[Task prompt]: Before you finish, make sure every line below has been written out exactly.
┌─ Data extract
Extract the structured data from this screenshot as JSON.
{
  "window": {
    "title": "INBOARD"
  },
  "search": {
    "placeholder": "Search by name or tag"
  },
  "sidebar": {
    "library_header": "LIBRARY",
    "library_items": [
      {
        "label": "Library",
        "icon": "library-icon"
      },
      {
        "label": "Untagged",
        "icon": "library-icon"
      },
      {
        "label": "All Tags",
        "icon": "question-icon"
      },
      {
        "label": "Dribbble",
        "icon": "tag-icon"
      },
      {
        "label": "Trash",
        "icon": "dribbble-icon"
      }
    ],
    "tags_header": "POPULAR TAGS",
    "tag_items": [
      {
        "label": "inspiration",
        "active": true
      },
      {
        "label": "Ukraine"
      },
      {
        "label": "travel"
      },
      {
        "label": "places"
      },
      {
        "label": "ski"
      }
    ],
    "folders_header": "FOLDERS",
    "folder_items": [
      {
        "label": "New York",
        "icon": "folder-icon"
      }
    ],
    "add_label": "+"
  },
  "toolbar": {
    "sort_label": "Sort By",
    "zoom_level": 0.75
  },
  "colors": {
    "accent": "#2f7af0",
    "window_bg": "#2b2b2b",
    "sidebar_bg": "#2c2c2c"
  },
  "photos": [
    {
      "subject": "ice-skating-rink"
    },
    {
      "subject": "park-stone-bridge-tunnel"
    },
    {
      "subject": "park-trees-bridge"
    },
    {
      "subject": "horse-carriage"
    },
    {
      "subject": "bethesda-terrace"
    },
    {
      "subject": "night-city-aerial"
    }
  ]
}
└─
[Problem solution]:
Extract the structured data from this screenshot as JSON.
{
  "window": {
    "title": "INBOARD"
  },
  "search": {
    "placeholder": "Search by name or tag"
  },
  "sidebar": {
    "library_header": "LIBRARY",
    "library_items": [
      {
        "label": "Library",
        "icon": "library-icon"
      },
      {
        "label": "Untagged",
        "icon": "library-icon"
      },
      {
        "label": "All Tags",
        "icon": "question-icon"
      },
      {
        "label": "Dribbble",
        "icon": "tag-icon"
      },
      {
        "label": "Trash",
        "icon": "dribbble-icon"
      }
    ],
    "tags_header": "POPULAR TAGS",
    "tag_items": [
      {
        "label": "inspiration",
        "active": true
      },
      {
        "label": "Ukraine"
      },
      {
        "label": "travel"
      },
      {
        "label": "places"
      },
      {
        "label": "ski"
      }
    ],
    "folders_header": "FOLDERS",
    "folder_items": [
      {
        "label": "New York",
        "icon": "folder-icon"
      }
    ],
    "add_label": "+"
  },
  "toolbar": {
    "sort_label": "Sort By",
    "zoom_level": 0.75
  },
  "colors": {
    "accent": "#2f7af0",
    "window_bg": "#2b2b2b",
    "sidebar_bg": "#2c2c2c"
  },
  "photos": [
    {
      "subject": "ice-skating-rink"
    },
    {
      "subject": "park-stone-bridge-tunnel"
    },
    {
      "subject": "park-trees-bridge"
    },
    {
      "subject": "horse-carriage"
    },
    {
      "subject": "bethesda-terrace"
    },
    {
      "subject": "night-city-aerial"
    }
  ]
}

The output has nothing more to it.